A terror war prisoner, once considered of such high value by the Bush administration that former Secretary of Defense Donald Rumsfeld ordered he be tortured, has taken his first step toward freedom thanks to a federal district court judge, who ordered the government to free him after nearly 10 years of imprisonment at Guantanamo Bay.
Though 39-year-old Mohamedou Slahi, an alleged 9/11 conspirator, won his habeas corpus appeal before U.S. District Judge James Robertson on Monday, he likely does not know it yet. That's because the judge's decision was classified, according to published reports.
After being captured and imprisoned in Guantanamo Bay, he was repeatedly subjected to torture by his American captors, with Rumsfeld himself ordering "special" interrogation tactics be set aside for Slahi.
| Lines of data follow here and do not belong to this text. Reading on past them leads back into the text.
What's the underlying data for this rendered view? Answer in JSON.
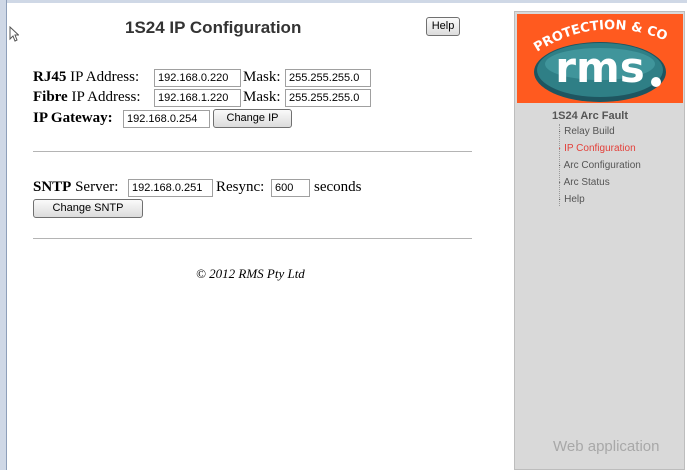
{
  "page": {
    "title": "1S24 IP Configuration",
    "help_label": "Help"
  },
  "ip": {
    "rj45_label_bold": "RJ45",
    "rj45_label_rest": " IP Address:",
    "rj45_ip": "192.168.0.220",
    "mask_label": "Mask:",
    "rj45_mask": "255.255.255.0",
    "fibre_label_bold": "Fibre",
    "fibre_label_rest": " IP Address:",
    "fibre_ip": "192.168.1.220",
    "fibre_mask": "255.255.255.0",
    "gateway_label": "IP Gateway:",
    "gateway": "192.168.0.254",
    "change_ip_label": "Change IP"
  },
  "sntp": {
    "label_bold": "SNTP",
    "label_rest": " Server:",
    "server": "192.168.0.251",
    "resync_label": "Resync:",
    "resync": "600",
    "seconds_label": "seconds",
    "change_label": "Change SNTP"
  },
  "footer": {
    "copyright": "© 2012 RMS Pty Ltd"
  },
  "sidebar": {
    "logo_arc_text": "PROTECTION & CONTROL",
    "logo_text": "rms",
    "section_title": "1S24 Arc Fault",
    "items": [
      {
        "label": "Relay Build"
      },
      {
        "label": "IP Configuration"
      },
      {
        "label": "Arc Configuration"
      },
      {
        "label": "Arc Status"
      },
      {
        "label": "Help"
      }
    ],
    "footer": "Web application"
  },
  "colors": {
    "logo_orange": "#ff5a1f",
    "logo_teal": "#2f7f86",
    "active_link": "#e4403a"
  }
}
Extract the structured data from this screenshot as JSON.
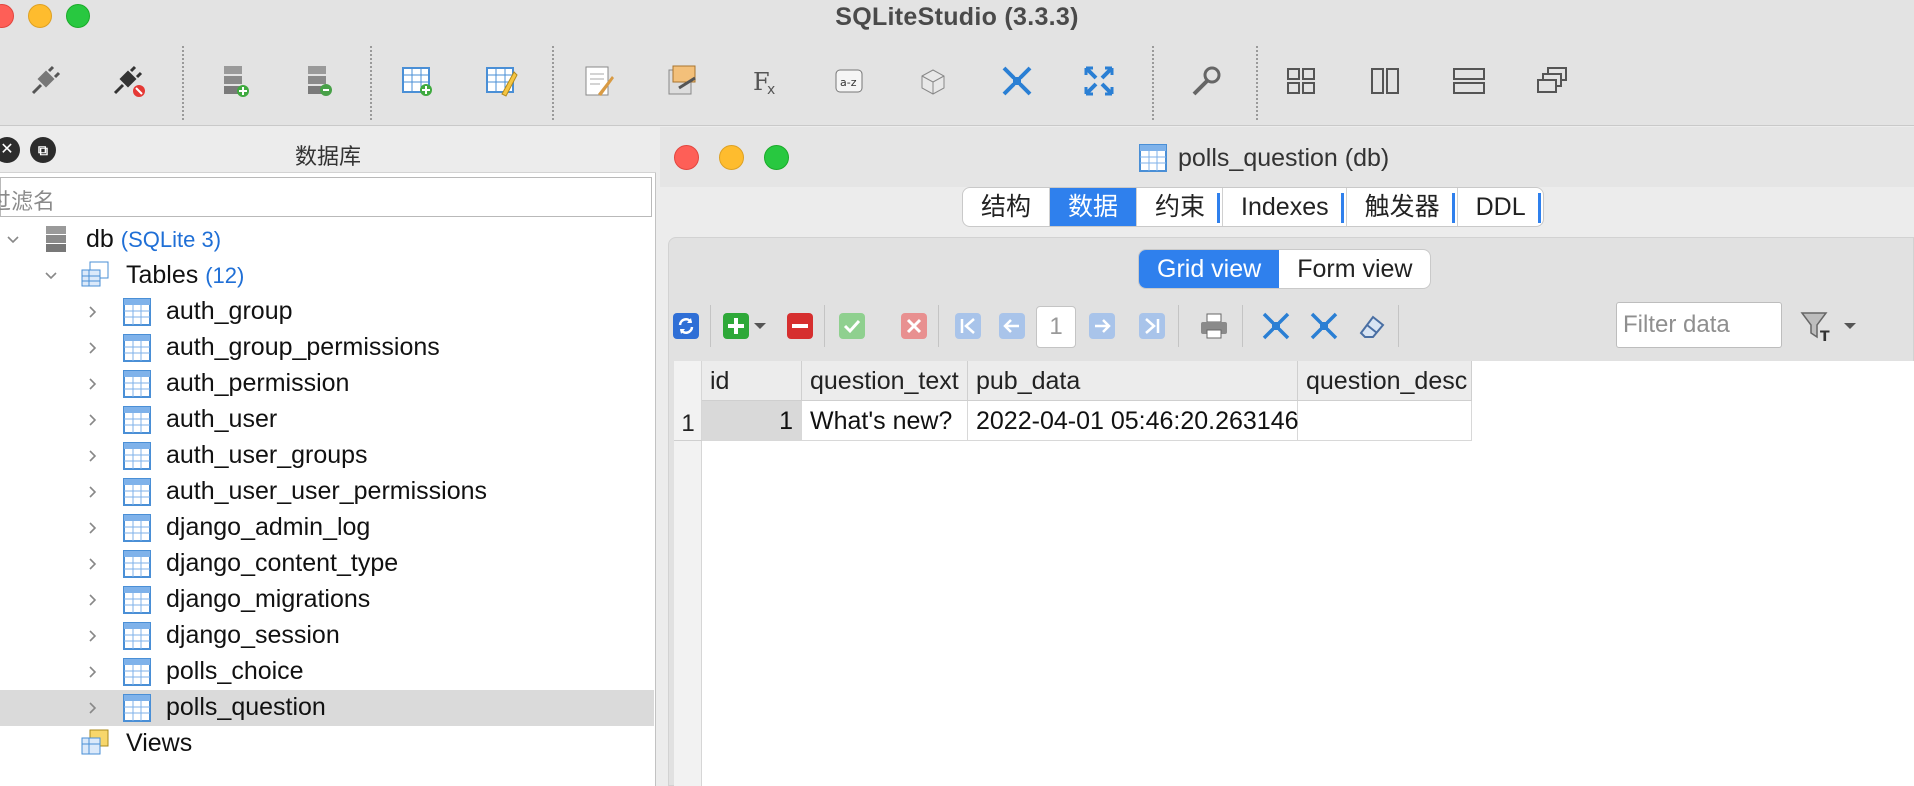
{
  "app": {
    "title": "SQLiteStudio (3.3.3)"
  },
  "toolbar": {
    "buttons": [
      "connect-db-icon",
      "disconnect-db-icon",
      "add-database-icon",
      "edit-database-icon",
      "create-table-icon",
      "edit-table-icon",
      "sql-editor-icon",
      "import-icon",
      "function-editor-icon",
      "collation-icon",
      "extension-icon",
      "collapse-icon",
      "expand-icon",
      "config-wrench-icon",
      "tile-icon",
      "tile-vertical-icon",
      "tile-horizontal-icon",
      "cascade-icon"
    ]
  },
  "db_panel": {
    "title": "数据库",
    "filter_placeholder": "过滤名",
    "db_name": "db",
    "db_type": "(SQLite 3)",
    "tables_label": "Tables",
    "tables_count": "(12)",
    "tables": [
      "auth_group",
      "auth_group_permissions",
      "auth_permission",
      "auth_user",
      "auth_user_groups",
      "auth_user_user_permissions",
      "django_admin_log",
      "django_content_type",
      "django_migrations",
      "django_session",
      "polls_choice",
      "polls_question"
    ],
    "views_label": "Views"
  },
  "window": {
    "title": "polls_question (db)",
    "tabs": [
      "结构",
      "数据",
      "约束",
      "Indexes",
      "触发器",
      "DDL"
    ],
    "active_tab": "数据",
    "views": [
      "Grid view",
      "Form view"
    ],
    "page_number": "1",
    "filter_placeholder": "Filter data"
  },
  "grid": {
    "columns": [
      "id",
      "question_text",
      "pub_data",
      "question_desc"
    ],
    "rows": [
      {
        "rownum": "1",
        "id": "1",
        "question_text": "What's new?",
        "pub_data": "2022-04-01 05:46:20.263146",
        "question_desc": ""
      }
    ]
  },
  "colors": {
    "accent": "#2f80ed",
    "selection": "#dadada",
    "close": "#fe5f57",
    "minimize": "#febc2e",
    "maximize": "#28c840"
  }
}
The memoranda indicate that, on several occasions from July 8 through July 17, Slahi was interrogated by a masked interrogator called “Mr. X.” On July 8, 2003 Slahi was interrogated by Mr. X and was “exposed to various lighting patterns and rock music, to the tune of Drowning Pool’s ‘Let The Bodies Hit [the] Floor.’” On July 10, 2003 Slahi was placed in an interrogation room handcuffed and standing while the air conditioning was turned off until the room became “quite warm.” The next day, Slahi was brought into the interrogation booth and again remained standing and handcuffed while the air conditioning was again turned off. After allowing Slahi to sit, the interrogator later “took [Slahi's] chair and left him standing for several hours.” According to the memo, Slahi was “visibly uncomfortable and showed signs of fatigue. This was 4th day of long duration interrogations.”
On August 2, 2003 an interrogator told Slahi
On July 17, 2003, the masked interrogator told Slahi about a dream he had where he saw
However, the government will not be freeing Slahi any time soon. First, government attorneys must decide whether they will appeal Judge Robertson's secret decision.
Slahi's case is made more notable by the involvement of a key Bush administration whistleblower, Lieutenant Colonel Stuart Couch, a government prosecutor who refused to bring charges against Slahi after learning of his torture.
"I felt like what had been done to Slahi just reprehensible," Couch said during a Sept. 2009 interview with PBS. " For that reason alone, I refused to have any further participation in this case."
"Slahi faces no criminal charges," McClatchy Newspapers reported. "He arrived at Guantanamo in August 2002, nearly a year after he turned himself in for questioning in his native Mauritania in late September 2001 and found himself handed over first to Jordan for interrogation and then to U.S. forces in Afghanistan.